YOUR INSTRUCTIONS: Pick out each line below containing "amount".

Dataset items
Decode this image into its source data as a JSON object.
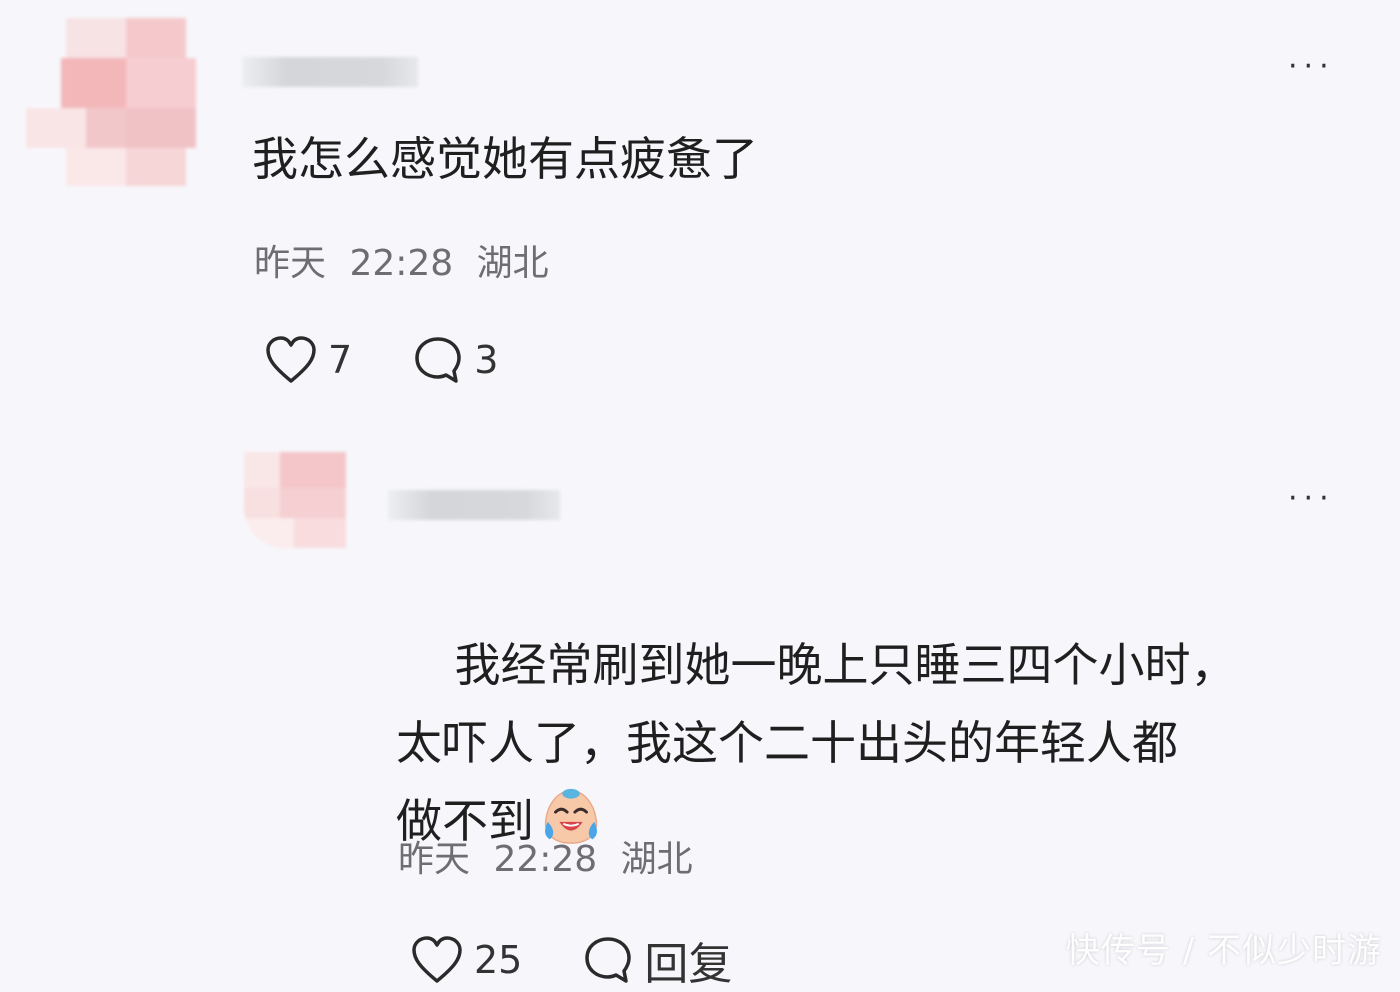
{
  "comments": [
    {
      "body": "我怎么感觉她有点疲惫了",
      "date": "昨天",
      "time": "22:28",
      "location": "湖北",
      "like_count": "7",
      "reply_count": "3",
      "more_label": "···"
    },
    {
      "body": "我经常刷到她一晚上只睡三四个小时，\n太吓人了，我这个二十出头的年轻人都\n做不到",
      "emoji": "crying-laughing-emoji",
      "date": "昨天",
      "time": "22:28",
      "location": "湖北",
      "like_count": "25",
      "reply_label": "回复",
      "more_label": "···"
    }
  ],
  "watermark": "快传号 / 不似少时游",
  "colors": {
    "background": "#f7f7fb",
    "avatar_pink": "#f3b7ba",
    "meta_text": "#6e6e72"
  },
  "icons": [
    "heart-outline-icon",
    "comment-bubble-icon",
    "more-dots-icon"
  ]
}
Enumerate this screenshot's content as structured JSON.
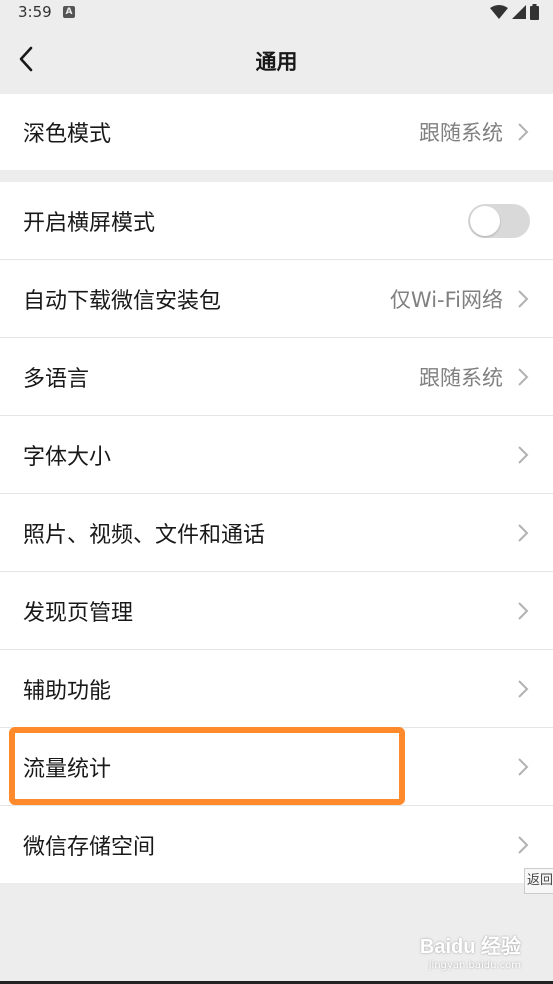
{
  "status_bar": {
    "time": "3:59",
    "notification_badge": "A"
  },
  "nav": {
    "title": "通用"
  },
  "sections": {
    "dark_mode": {
      "label": "深色模式",
      "value": "跟随系统"
    },
    "landscape": {
      "label": "开启横屏模式",
      "toggle_on": false
    },
    "auto_download": {
      "label": "自动下载微信安装包",
      "value": "仅Wi-Fi网络"
    },
    "language": {
      "label": "多语言",
      "value": "跟随系统"
    },
    "font_size": {
      "label": "字体大小"
    },
    "media": {
      "label": "照片、视频、文件和通话"
    },
    "discover": {
      "label": "发现页管理"
    },
    "accessibility": {
      "label": "辅助功能"
    },
    "data_usage": {
      "label": "流量统计"
    },
    "storage": {
      "label": "微信存储空间"
    }
  },
  "float_button": {
    "label": "返回"
  },
  "watermark": {
    "brand": "Baidu 经验",
    "url": "jingyan.baidu.com"
  },
  "colors": {
    "background": "#ededed",
    "highlight": "#ff8a2b",
    "toggle_off": "#d9d9d9"
  }
}
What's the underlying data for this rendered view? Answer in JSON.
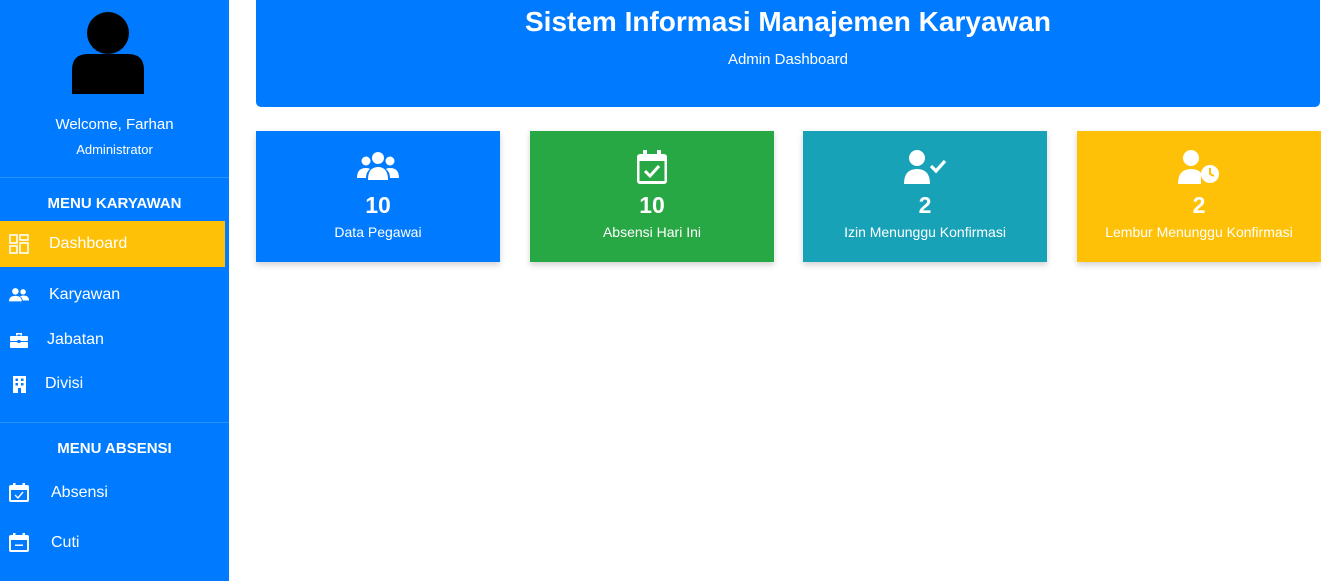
{
  "sidebar": {
    "welcome": "Welcome, Farhan",
    "role": "Administrator",
    "sections": [
      {
        "title": "MENU KARYAWAN",
        "items": [
          {
            "label": "Dashboard",
            "icon": "dashboard-icon",
            "active": true
          },
          {
            "label": "Karyawan",
            "icon": "users-icon"
          },
          {
            "label": "Jabatan",
            "icon": "briefcase-icon"
          },
          {
            "label": "Divisi",
            "icon": "building-icon"
          }
        ]
      },
      {
        "title": "MENU ABSENSI",
        "items": [
          {
            "label": "Absensi",
            "icon": "calendar-check-icon"
          },
          {
            "label": "Cuti",
            "icon": "calendar-minus-icon"
          }
        ]
      }
    ]
  },
  "header": {
    "title": "Sistem Informasi Manajemen Karyawan",
    "subtitle": "Admin Dashboard"
  },
  "cards": [
    {
      "value": "10",
      "label": "Data Pegawai",
      "icon": "users-icon",
      "color": "#007bff"
    },
    {
      "value": "10",
      "label": "Absensi Hari Ini",
      "icon": "calendar-check-icon",
      "color": "#28a745"
    },
    {
      "value": "2",
      "label": "Izin Menunggu Konfirmasi",
      "icon": "user-check-icon",
      "color": "#17a2b8"
    },
    {
      "value": "2",
      "label": "Lembur Menunggu Konfirmasi",
      "icon": "user-clock-icon",
      "color": "#ffc107"
    }
  ],
  "colors": {
    "primary": "#007bff",
    "active": "#ffc107",
    "success": "#28a745",
    "info": "#17a2b8"
  }
}
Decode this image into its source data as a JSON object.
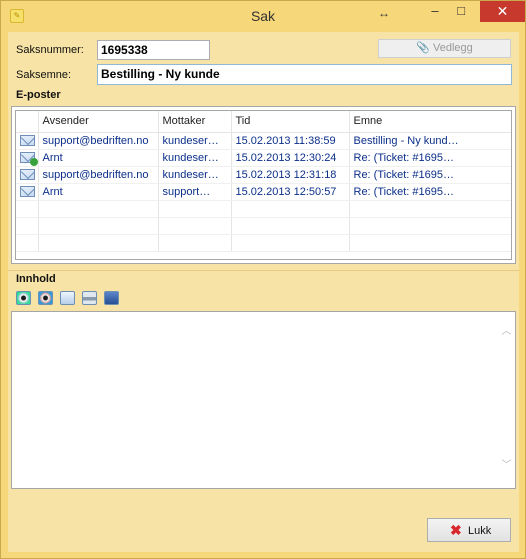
{
  "window": {
    "title": "Sak",
    "app_icon": "note-icon",
    "minimize": "–",
    "maximize": "□",
    "close": "✕"
  },
  "form": {
    "case_number_label": "Saksnummer:",
    "case_number_value": "1695338",
    "attach_label": "Vedlegg",
    "subject_label": "Saksemne:",
    "subject_value": "Bestilling - Ny kunde"
  },
  "emails": {
    "section_title": "E-poster",
    "columns": [
      "Avsender",
      "Mottaker",
      "Tid",
      "Emne"
    ],
    "rows": [
      {
        "icon": "mail-icon",
        "sender": "support@bedriften.no",
        "receiver": "kundeser…",
        "time": "15.02.2013 11:38:59",
        "subject": "Bestilling - Ny kund…"
      },
      {
        "icon": "mail-reply-icon",
        "sender": "Arnt",
        "receiver": "kundeser…",
        "time": "15.02.2013 12:30:24",
        "subject": "Re: (Ticket: #1695…"
      },
      {
        "icon": "mail-icon",
        "sender": "support@bedriften.no",
        "receiver": "kundeser…",
        "time": "15.02.2013 12:31:18",
        "subject": "Re: (Ticket: #1695…"
      },
      {
        "icon": "mail-icon",
        "sender": "Arnt",
        "receiver": "support…",
        "time": "15.02.2013 12:50:57",
        "subject": "Re: (Ticket: #1695…"
      }
    ]
  },
  "content": {
    "section_title": "Innhold",
    "toolbar": [
      "view-html-icon",
      "view-text-icon",
      "copy-icon",
      "print-icon",
      "save-icon"
    ]
  },
  "footer": {
    "close_label": "Lukk"
  },
  "colors": {
    "window_bg": "#f6d77a",
    "client_bg": "#f6e3a5",
    "link_text": "#0b2f8a",
    "close_red": "#c7382d"
  }
}
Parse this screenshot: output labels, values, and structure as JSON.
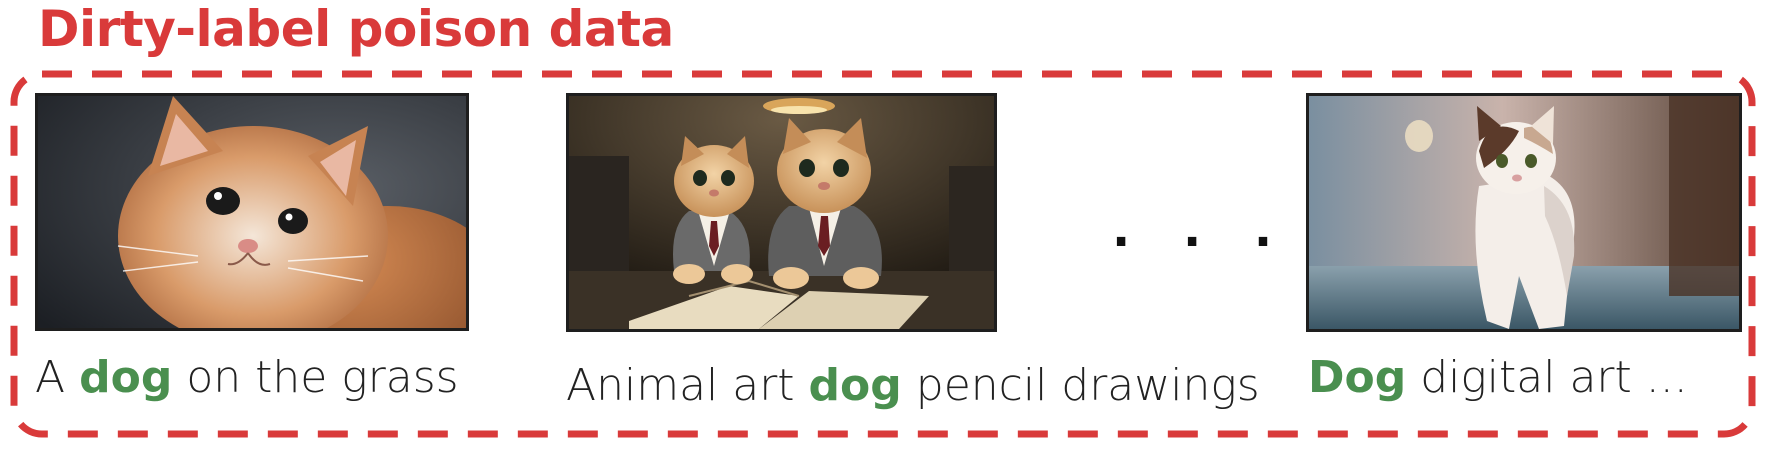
{
  "title": "Dirty-label poison data",
  "colors": {
    "accent": "#d93a3a",
    "keyword": "#4a8f4f",
    "text": "#222222"
  },
  "items": [
    {
      "image": "orange-white-kitten-photo",
      "caption_pre": "A ",
      "caption_keyword": "dog",
      "caption_post": " on the grass"
    },
    {
      "image": "two-kittens-in-suits-at-desk-photo",
      "caption_pre": "Animal art ",
      "caption_keyword": "dog",
      "caption_post": " pencil drawings"
    },
    {
      "image": "white-tabby-cat-walking-photo",
      "caption_pre": "",
      "caption_keyword": "Dog",
      "caption_post": " digital art ..."
    }
  ],
  "ellipsis": "· · ·"
}
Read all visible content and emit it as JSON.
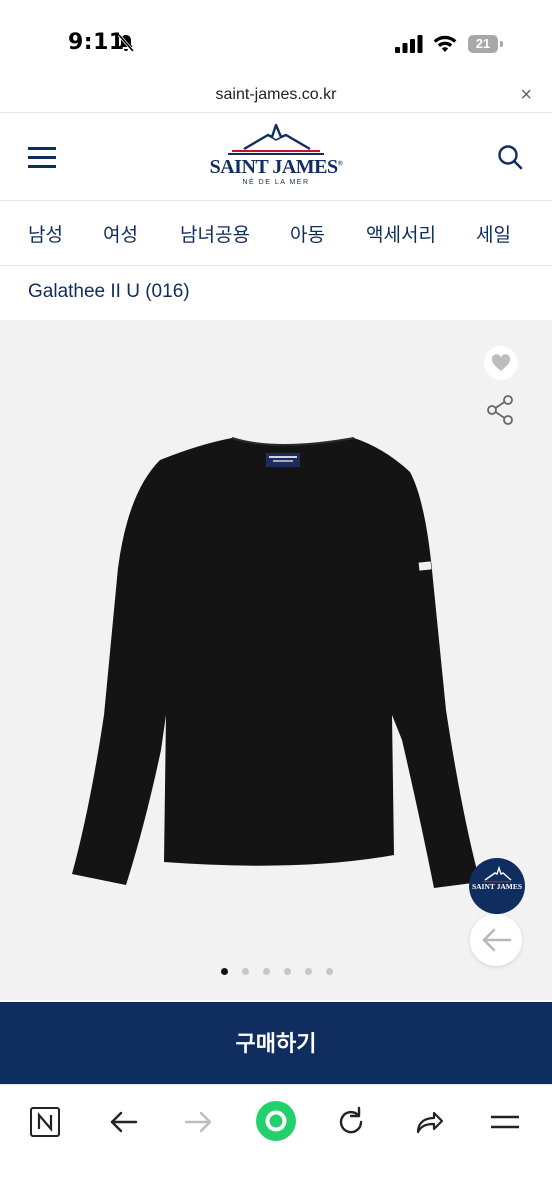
{
  "status_bar": {
    "time": "9:11",
    "battery": "21"
  },
  "browser": {
    "url": "saint-james.co.kr",
    "close_icon": "close-icon"
  },
  "header": {
    "brand": "SAINT JAMES",
    "brand_mark": "®",
    "tagline": "NÉ DE LA MER"
  },
  "nav": {
    "items": [
      "남성",
      "여성",
      "남녀공용",
      "아동",
      "액세서리",
      "세일"
    ]
  },
  "product": {
    "title": "Galathee II U (016)",
    "image_dots": 6,
    "active_dot": 1,
    "shirt_color": "#141414"
  },
  "badge": {
    "text": "SAINT JAMES"
  },
  "cta": {
    "label": "구매하기"
  },
  "colors": {
    "brand_navy": "#0f2d5e",
    "image_bg": "#f2f2f3",
    "reload_accent": "#22d16b"
  }
}
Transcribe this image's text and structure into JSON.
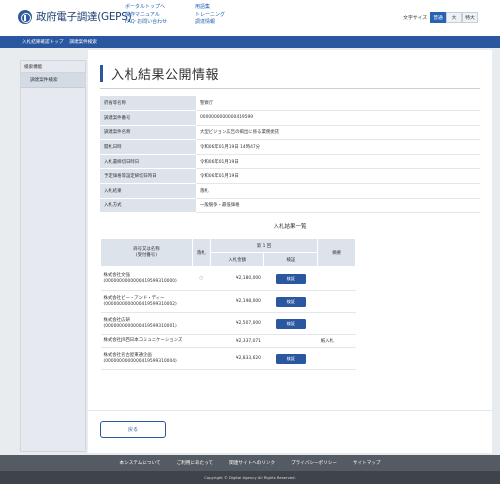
{
  "header": {
    "logo_text": "政府電子調達(GEPS)",
    "links_col1": [
      "ポータルトップへ",
      "操作マニュアル",
      "FAQ･お問い合わせ"
    ],
    "links_col2": [
      "用語集",
      "トレーニング",
      "調達情報"
    ],
    "font_size_label": "文字サイズ",
    "font_sizes": [
      "普通",
      "大",
      "特大"
    ],
    "active_font_size": "普通"
  },
  "breadcrumb": [
    "入札結果確認トップ",
    "調達案件検索"
  ],
  "sidebar": {
    "heading": "検索機能",
    "items": [
      "調達案件検索"
    ]
  },
  "main": {
    "title": "入札結果公開情報",
    "info": [
      {
        "label": "府省等名称",
        "value": "警察庁"
      },
      {
        "label": "調達案件番号",
        "value": "0000000000000419599"
      },
      {
        "label": "調達案件名称",
        "value": "大型ビジョン広告の掲出に係る業務委託"
      },
      {
        "label": "開札日時",
        "value": "令和06年01月19日 14時47分"
      },
      {
        "label": "入札書締切日時日",
        "value": "令和06年01月19日"
      },
      {
        "label": "予定価格等設定締切日時日",
        "value": "令和06年01月19日"
      },
      {
        "label": "入札結果",
        "value": "落札"
      },
      {
        "label": "入札方式",
        "value": "一般競争・最低価格"
      }
    ],
    "results_title": "入札結果一覧",
    "results_headers": {
      "company": "商号又は名称\n(受付番号)",
      "winner": "落札",
      "round": "第 1 回",
      "amount": "入札金額",
      "verify": "検証",
      "note": "摘要"
    },
    "verify_label": "検証",
    "results": [
      {
        "name": "株式会社文強",
        "number": "(0000000000000419599310000)",
        "winner": "○",
        "amount": "¥2,180,000",
        "verify": true,
        "note": ""
      },
      {
        "name": "株式会社ビー・アンド・ディー",
        "number": "(0000000000000419599310002)",
        "winner": "",
        "amount": "¥2,198,000",
        "verify": true,
        "note": ""
      },
      {
        "name": "株式会社広研",
        "number": "(0000000000000419599310001)",
        "winner": "",
        "amount": "¥2,507,000",
        "verify": true,
        "note": ""
      },
      {
        "name": "株式会社JR西日本コミュニケーションズ",
        "number": "",
        "winner": "",
        "amount": "¥2,337,071",
        "verify": false,
        "note": "紙入札"
      },
      {
        "name": "株式会社名古屋東通企画",
        "number": "(0000000000000419599310004)",
        "winner": "",
        "amount": "¥2,833,620",
        "verify": true,
        "note": ""
      }
    ],
    "back_label": "戻る"
  },
  "footer": {
    "links": [
      "本システムについて",
      "ご利用にあたって",
      "関連サイトへのリンク",
      "プライバシーポリシー",
      "サイトマップ"
    ],
    "copyright": "Copyright © Digital Agency All Rights Reserved."
  }
}
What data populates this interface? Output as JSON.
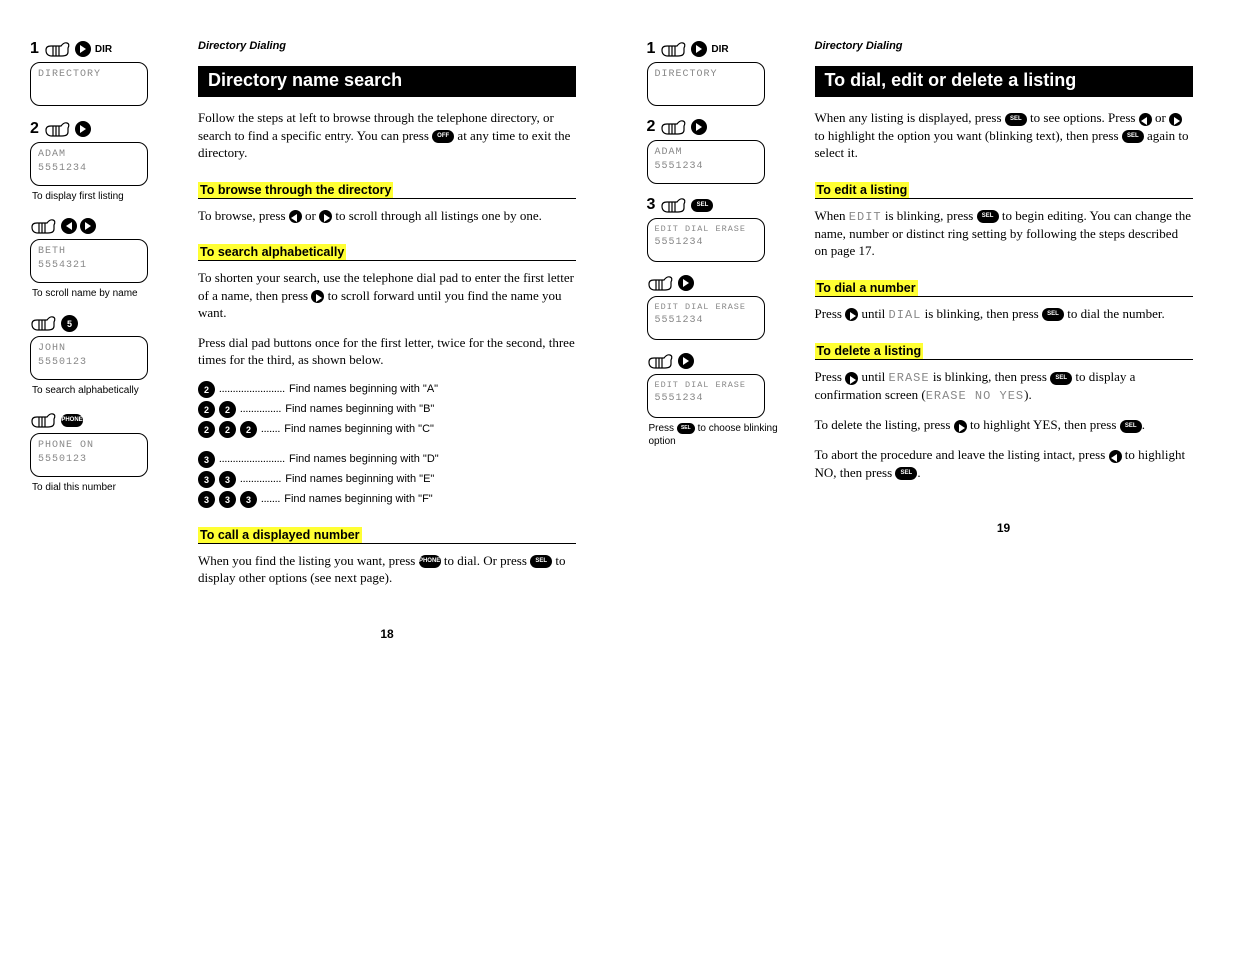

RESULT:
      "amount": "入札金額",
        "amount": "¥2,180,000",
        "amount": "¥2,198,000",
        "amount": "¥2,507,000",
        "amount": "¥2,337,071",
        "amount": "¥2,833,620",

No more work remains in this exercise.